Being a man and English it’s fair to say that netball hasn’t really crossed my path particularly often. I remember we played it at school in mixed form a couple of times – enough for me to know what the letters C, GK, GD, WA, WD, GS and GA mean – and in our final year of senior school me and a (male) friend picked it for a term as we knew no-one would particularly mind if we showed up. I got to play ‘C’ a couple of times and enjoyed it but mostly didn’t turn up. And that, until this weekend, was pretty much that. Like it’s more boisterous half-cousin basketball it was not something I ‘got’ and given that I spend far too much of my life already engrossed by teams sports from Saskatchewan (Canadian football) to Geelong (aussie rules) I didn’t feel anything was missing. That has now changed and in significant part I blame Jo Harten.
A Friday evening with nothing to do and not much on the TV and something called the “World Netball Series” catches my eye. Oh go on. This is, apparently, Fast Net netball in which there are four short quarters, a power quarter with double scores and the opportunity for “2 pointers” for shots from outside the D. I catch England playing New Zealand in the round-robin group stage and it’s a bloody close game until the final seconds of the power play quarter when quick repeated double 2 pointers by the Silver Ferns (netball being somewhat big in New Zealand the national side has a name) puts them out of sight. Something odd has happened whilst I’ve been watching. My hand has not been drawn to the remote; I am getting more frustrated by ‘our’ ability to lose possession and miss what look like straightforward shots and, crucially, I am hopeing ‘we’ make it to the semi finals so we can have another crack at New Zealand. I even stay with the programme and watch Fiji lose out to South Africa – feeling sorry for the Fijians who would have taken the match with better finishing.
What changed was having a team to support but also the structure of the game which made it compelling. Basketball bores more because it has too many points and in my opinion you might as well just play the final ten seconds and have done with it. Netball when I’ve seen it before has too often dragged on long after the result seemed settled. Having now seen the Fast Net version and been impressed I’ll give the long form a go and expect scales to drop from my eyes. Above all, I was amazed at how fluid it seemed compared to the stop start I remember although I definitely didn’t understand all of the penalties.

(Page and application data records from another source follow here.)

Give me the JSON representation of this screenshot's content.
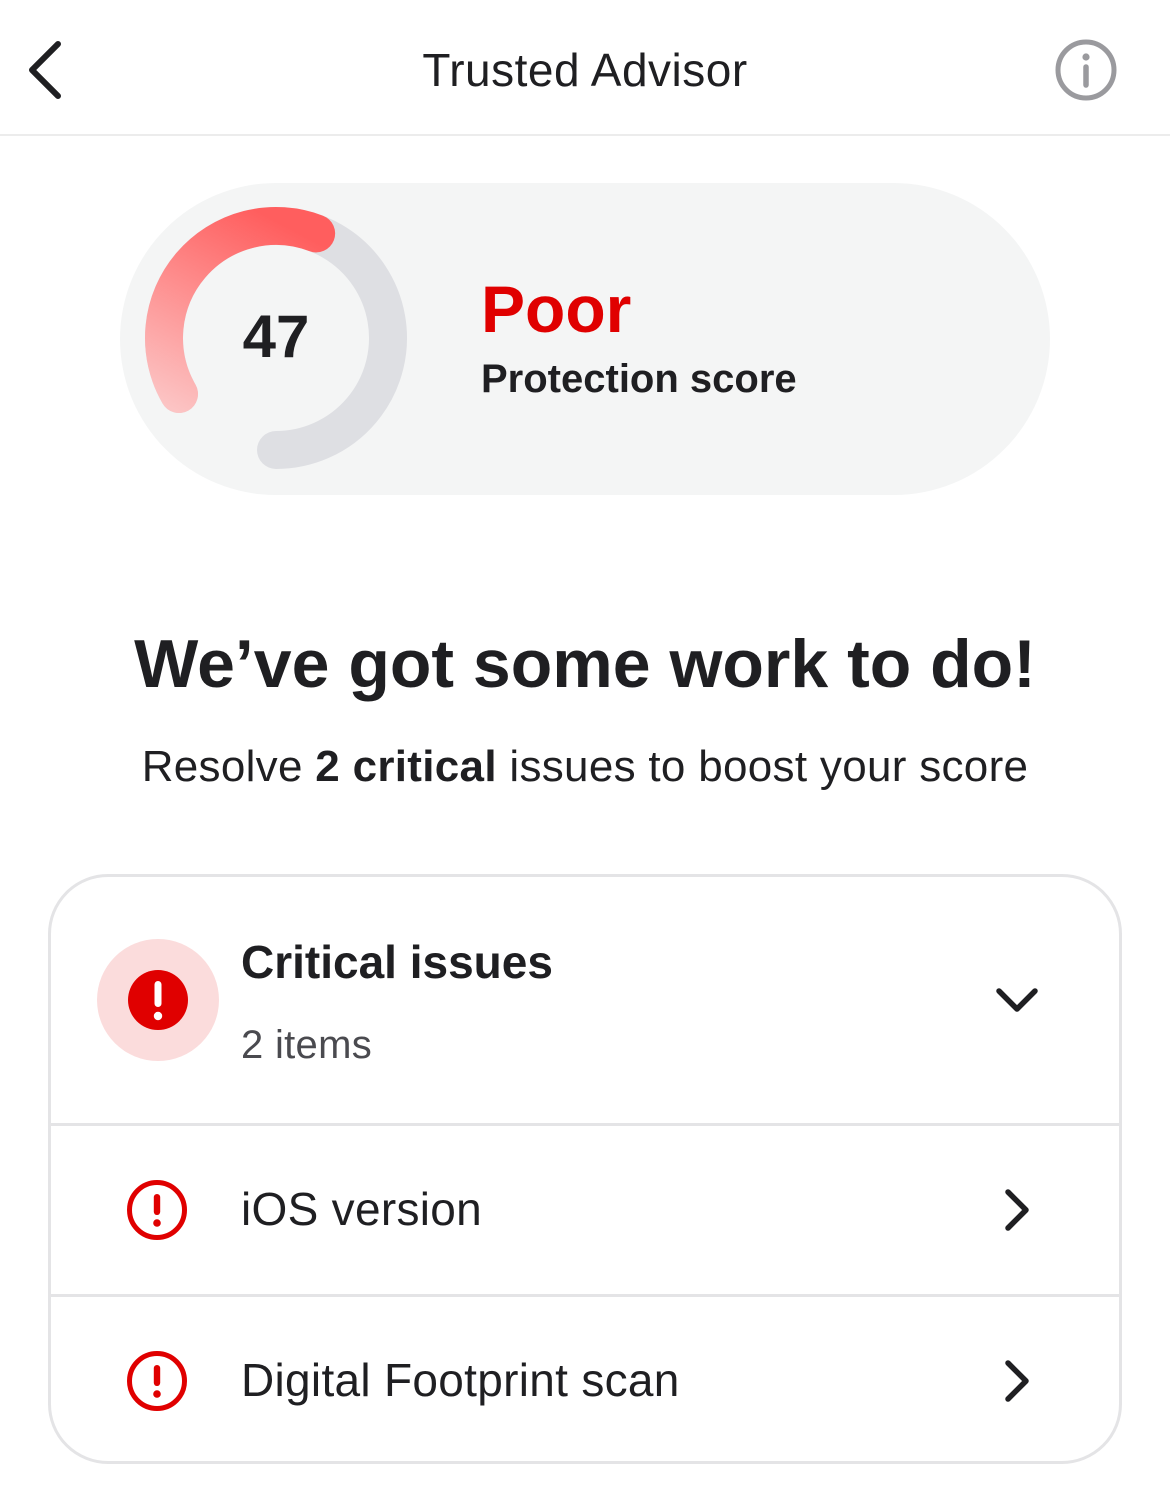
{
  "header": {
    "title": "Trusted Advisor",
    "back_icon": "chevron-left-icon",
    "info_icon": "info-circle-icon"
  },
  "score": {
    "value": 47,
    "value_text": "47",
    "max": 100,
    "rating": "Poor",
    "label": "Protection score",
    "gauge_fill_fraction": 0.47
  },
  "message": {
    "headline": "We’ve got some work to do!",
    "sub_prefix": "Resolve ",
    "sub_bold": "2 critical",
    "sub_suffix": " issues to boost your score"
  },
  "issues": {
    "title": "Critical issues",
    "count_text": "2 items",
    "badge_icon": "exclamation-circle-icon",
    "toggle_icon": "chevron-down-icon",
    "items": [
      {
        "label": "iOS version",
        "icon": "exclamation-outline-icon",
        "chevron": "chevron-right-icon"
      },
      {
        "label": "Digital Footprint scan",
        "icon": "exclamation-outline-icon",
        "chevron": "chevron-right-icon"
      }
    ]
  },
  "colors": {
    "accent_red": "#e00000",
    "gauge_track": "#dedfe3",
    "gauge_start": "#fcc4c4",
    "gauge_end": "#ff5e5e",
    "pill_bg": "#f4f5f5",
    "badge_bg": "#fbdcdc"
  }
}
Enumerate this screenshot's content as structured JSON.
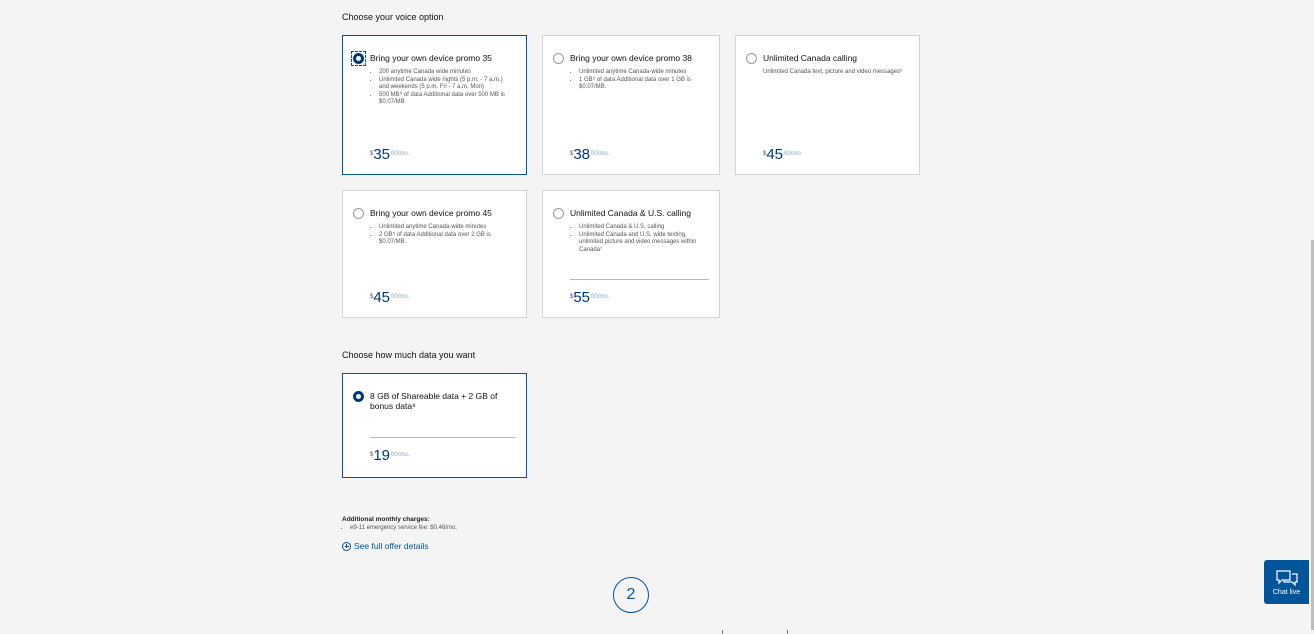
{
  "voice": {
    "title": "Choose your voice option",
    "options": [
      {
        "title": "Bring your own device promo 35",
        "features": [
          "200 anytime Canada wide minutes",
          "Unlimited Canada wide nights (5 p.m. - 7 a.m.) and weekends (5 p.m. Fri - 7 a.m. Mon)",
          "500 MB⁵ of data Additional data over 500 MB is $0.07/MB"
        ],
        "price": {
          "currency": "$",
          "dollars": "35",
          "cents": "00/mo."
        },
        "selected": true
      },
      {
        "title": "Bring your own device promo 38",
        "features": [
          "Unlimited anytime Canada-wide minutes",
          "1 GB⁵ of data Additional data over 1 GB is $0.07/MB."
        ],
        "price": {
          "currency": "$",
          "dollars": "38",
          "cents": "00/mo."
        },
        "selected": false
      },
      {
        "title": "Unlimited Canada calling",
        "description": "Unlimited Canada text, picture and video messages⁶",
        "price": {
          "currency": "$",
          "dollars": "45",
          "cents": "00/mo."
        },
        "selected": false
      },
      {
        "title": "Bring your own device promo 45",
        "features": [
          "Unlimited anytime Canada-wide minutes",
          "2 GB⁵ of data Additional data over 2 GB is $0.07/MB."
        ],
        "price": {
          "currency": "$",
          "dollars": "45",
          "cents": "00/mo."
        },
        "selected": false
      },
      {
        "title": "Unlimited Canada & U.S. calling",
        "features": [
          "Unlimited Canada & U.S. calling",
          "Unlimited Canada and U.S. wide texting, unlimited picture and video messages within Canada⁷"
        ],
        "price": {
          "currency": "$",
          "dollars": "55",
          "cents": "00/mo."
        },
        "selected": false
      }
    ]
  },
  "data_plan": {
    "title": "Choose how much data you want",
    "option": {
      "title": "8 GB of Shareable data + 2 GB of bonus data⁸",
      "price": {
        "currency": "$",
        "dollars": "19",
        "cents": "00/mo."
      },
      "selected": true
    }
  },
  "charges": {
    "title": "Additional monthly charges:",
    "items": [
      "e9-11 emergency service fee: $0.46/mo."
    ]
  },
  "offer_link": "See full offer details",
  "step_number": "2",
  "chat": {
    "label": "Chat live"
  },
  "colors": {
    "accent": "#00549a",
    "selected_border": "#00549a",
    "price": "#003778"
  }
}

But now, back to Jo Harten. England got to the semi final and then edged past Australia to set up a rematch with the Kiwis. On twitter a search for #WNS caught a few New Zealanders waking up especially to catch the final – and they will stage the World Netball Series’ next three iterations – and they would have been happy enough with the first half as the Silver Ferns played a composed game and would have been a fair way ahead but for Ms Harten sinking two two-pointers, each at the death of the quarter. Even on the Sky+ recording I cheered. Then came the power play – it seems to be standard for all teams to take the double points in the third quarter and so it was again here only this time England ran riot with the excitement of the commentators and the arena matching the exclamations on twitter and my own sofa-based cries. England didn’t blink in the last and they emerged victorious.
Having now discovered netball I’m at something of a loss what to do next. I’d feel a bit like a grubby uncle waltzing in to watch a match firsthand so I’ll have to stick with Sky-based viewings. I need to find a team whose scores I can check (speaking of: I can’t find a single thing about England’s title in this morning’s press) and whose fortunes can join those of the Broncos, the Cubs, the Huskers and the rest in causing me occasional anguish and delight. For now though, I can smile broadly and watch as a team drowns in tickertape (with thanks to youtube):